I just got home from a trip to San Diego to visit friends and family. There were many photo opportunities on this vacation. Here are some of my favorites.
Cabrillo National Monument:
Wildflower season continues and the hills are still green, but they are showing signs of imminent browning. Soon we will return to the Bay Area of Golden hills, after this brief interlude of green. I wandered through four adjacent parks today, Monte Bello, Coal Creek, Russian Ridge, and Skyline Ridge. Around every bend I was greeted by magnificent views and an abundance of many kinds of wildflowers. I’m focusing this post on the flowers, and may return with some vistas tomorrow or later in the week.
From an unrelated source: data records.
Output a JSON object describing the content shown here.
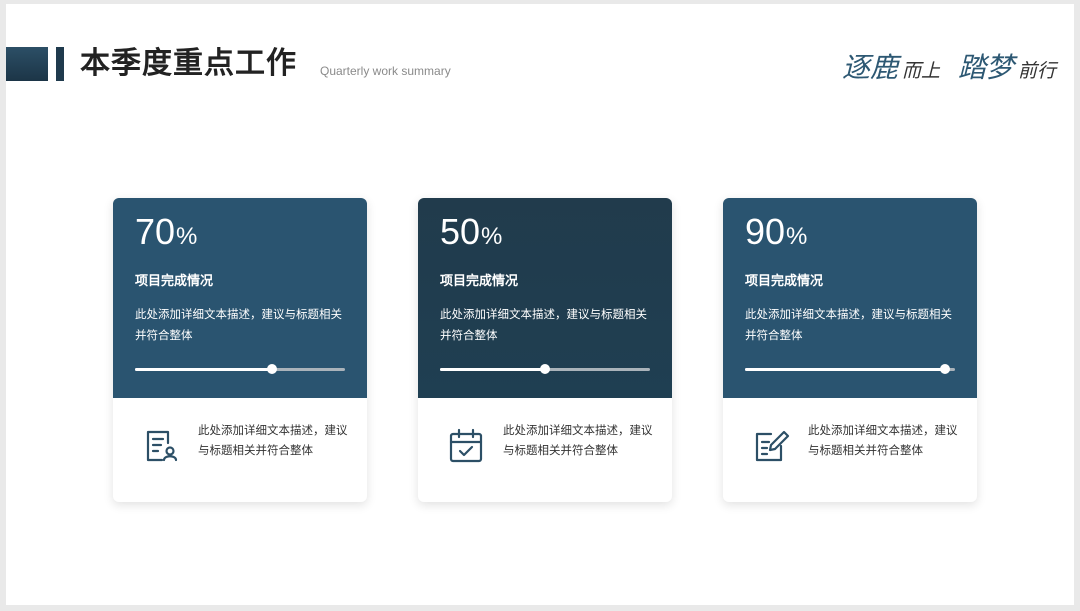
{
  "header": {
    "title": "本季度重点工作",
    "subtitle": "Quarterly work summary",
    "slogan": {
      "part1_big": "逐鹿",
      "part1_small": "而上",
      "part2_big": "踏梦",
      "part2_small": "前行"
    }
  },
  "cards": [
    {
      "percent": "70",
      "percent_sign": "%",
      "progress": 0.65,
      "title": "项目完成情况",
      "description": "此处添加详细文本描述，建议与标题相关并符合整体",
      "icon": "document-user-icon",
      "bottom_text": "此处添加详细文本描述，建议与标题相关并符合整体"
    },
    {
      "percent": "50",
      "percent_sign": "%",
      "progress": 0.5,
      "title": "项目完成情况",
      "description": "此处添加详细文本描述，建议与标题相关并符合整体",
      "icon": "calendar-check-icon",
      "bottom_text": "此处添加详细文本描述，建议与标题相关并符合整体"
    },
    {
      "percent": "90",
      "percent_sign": "%",
      "progress": 0.95,
      "title": "项目完成情况",
      "description": "此处添加详细文本描述，建议与标题相关并符合整体",
      "icon": "edit-document-icon",
      "bottom_text": "此处添加详细文本描述，建议与标题相关并符合整体"
    }
  ],
  "colors": {
    "primary": "#2a5470",
    "dark": "#213b4c",
    "icon": "#2c4f66"
  }
}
Yosemite in April, and the weather was perfect. The waterfalls were raging and making rainbows in the mist. There was a half moon hanging in the clear blue sky in the afternoon. The rockface was shining in the sun, melting snow sending water pouring down. There were faces in the rocks.
I’d never been to Yosemite before, and I saw the famous landmarks and hiked up the side of a giant waterfall. Tonight I edited some of my photos from the first day in black and white, like Ansel Adams. I thought Ansel Adams was a woman until not that long ago. I never knew anyone named Ansel and it struck me as a woman’s name for some reason. Even though I have now seen photos of him and I know he was a man, I still have this residual feeling in my head that the photos were taken by a woman.
Well, a woman did take these photos:
The last time I visited Big Basin, I had not yet learned to shoot with a DSLR and was still taking pictures with my iPhone. High contrast nature scenes, like what you find in a shady forest with dark shadows and bright patches of sunlight, are one of the situations where phone photography falls short. So it was really fun to revisit this park with a real camera. We hiked out and back to Berry Creek Falls. Along the way, we saw blooming redwood sorrel, wake robin, canada violet, star solomon’s seal, and more forest flowers. It’s the perfect time of year for a waterfall hike here, right after the rain, wildflower season in full effect. Big Basin has some of the most beautiful redwood forest in the Bay Area.
I headed up to El Corte de Madera this morning, a park I haven’t been to in awhile. It’s a large park, with almost an overwhelming array of trail choices. First I stopped off on the opposite side of Skyline Blvd and took a look at a 1900 year old tree, aptly named Methuselah. Then I headed into the park. Usually when I go hiking I make a clear plan about what I’m going to do, sometimes with an option to make it shorter if I get worn out. But today I just decided to choose whichever trail seemed more attractive when I came to a junction (and refer to a map of course to make sure there was a plausible way back). I found this quite enjoyable and ended up doing a 6.6 mile loop that took me to see the Tafoni sandstone formation for which the park is known and back to my car in a loop.
I got to thinking about how I tend to choose a loop at a given park and do it over and over again. Nothing wrong with that, but I realized there are a lot of trails I’ve never seen even within parks I have been to many times. So I decided I would start keeping track of the trails I hike on a big paper map I have of the whole area (from Redwood Hikes, by the way, excellent maps) and make an effort to diversify my trail selection. I am probably missing some hidden gems.
When I go to Pulgas Ridge, I almost always do the longer loop, which means I almost never go on the Polly Geraci trail. This trail cuts through the middle of the park, essentially halving the distance of the loop. Yesterday afternoon, I decided to take it for a change and to slow down and look for small things to photograph instead of having to keep a good pace, as the sun still sets pretty early.
There’s a particular type of wildflower I’ve wanted to see again ever since I saw it years ago. I’ve been looking for this flower in the place I remember seeing it before, and it has never reappeared there. When I went on the Polly Geraci trail yesterday, I saw hundreds of them! Quite exciting. I’m hoping I can get back out there with my macro lens tomorrow. The flower is small and hard to notice as its coloring is green and black, it blends in with the surrounding foliage rather than standing out like more colorful wildflowers. So it is fortuitous that I happened to be looking for small things on a day when it is blooming. Here’s what Wikipedia has to say about slinkpod (the name I have decided is best.)
“Scoliopus bigelovii is a species of flowering plant in the lily family known by several common names, including California fetid adderstongue, Bigelow’s adderstongue, slinkpod, and brownies. It is native to California, where it is known from San Luis Obispo County, parts of the San Francisco Bay Area and North Coast Ranges. It has also been collected just over the border in Oregon. It occurs in old-growth forest in the understory of redwoods. It grows in mossy, moist places, often in shade.”